*** RECORDS FOR PROCESSING ***
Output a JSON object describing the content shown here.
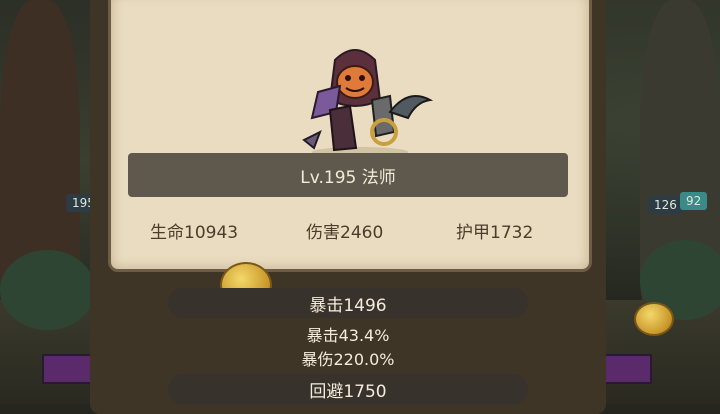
{
  "hero": {
    "level_class": "Lv.195 法师",
    "stats": [
      {
        "label": "生命10943"
      },
      {
        "label": "伤害2460"
      },
      {
        "label": "护甲1732"
      }
    ]
  },
  "details": {
    "crit_value": "暴击1496",
    "crit_rate": "暴击43.4%",
    "crit_damage": "暴伤220.0%",
    "dodge_value": "回避1750"
  },
  "background": {
    "left_badge": "195",
    "right_badge_1": "126",
    "right_badge_2": "92"
  },
  "colors": {
    "card": "#eadcc0",
    "pill": "#37322b",
    "level_bar": "#5f594d"
  }
}
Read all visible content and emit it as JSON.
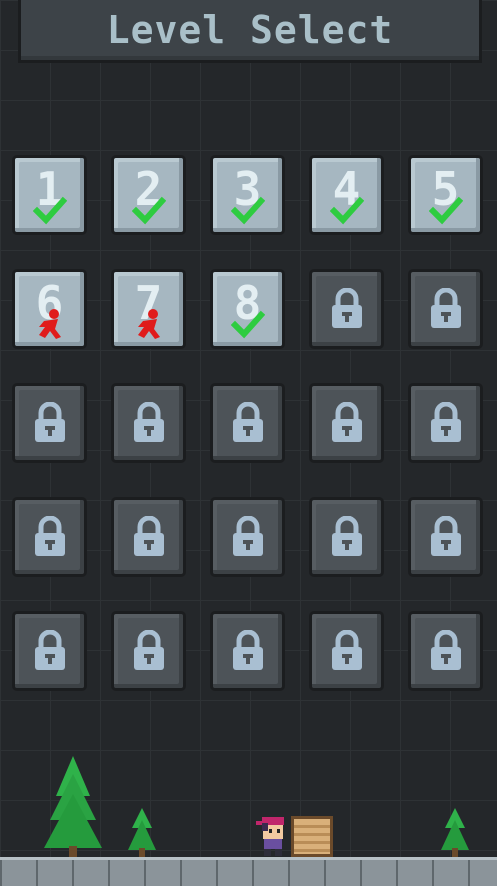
{
  "header": {
    "title": "Level Select"
  },
  "levels": [
    {
      "number": "1",
      "status": "completed"
    },
    {
      "number": "2",
      "status": "completed"
    },
    {
      "number": "3",
      "status": "completed"
    },
    {
      "number": "4",
      "status": "completed"
    },
    {
      "number": "5",
      "status": "completed"
    },
    {
      "number": "6",
      "status": "died"
    },
    {
      "number": "7",
      "status": "died"
    },
    {
      "number": "8",
      "status": "completed"
    },
    {
      "number": "",
      "status": "locked"
    },
    {
      "number": "",
      "status": "locked"
    },
    {
      "number": "",
      "status": "locked"
    },
    {
      "number": "",
      "status": "locked"
    },
    {
      "number": "",
      "status": "locked"
    },
    {
      "number": "",
      "status": "locked"
    },
    {
      "number": "",
      "status": "locked"
    },
    {
      "number": "",
      "status": "locked"
    },
    {
      "number": "",
      "status": "locked"
    },
    {
      "number": "",
      "status": "locked"
    },
    {
      "number": "",
      "status": "locked"
    },
    {
      "number": "",
      "status": "locked"
    },
    {
      "number": "",
      "status": "locked"
    },
    {
      "number": "",
      "status": "locked"
    },
    {
      "number": "",
      "status": "locked"
    },
    {
      "number": "",
      "status": "locked"
    },
    {
      "number": "",
      "status": "locked"
    }
  ],
  "icons": {
    "completed": "check-icon",
    "died": "red-runner-icon",
    "locked": "padlock-icon"
  },
  "colors": {
    "check": "#2ecc40",
    "died": "#e01b1b",
    "tree": "#2fb24a",
    "lock": "#a9bfd2"
  }
}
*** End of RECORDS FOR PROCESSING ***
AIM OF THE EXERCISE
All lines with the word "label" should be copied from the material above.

EXERCISE RESULT
        "label": "生命10943"
        "label": "伤害2460"
        "label": "护甲1732"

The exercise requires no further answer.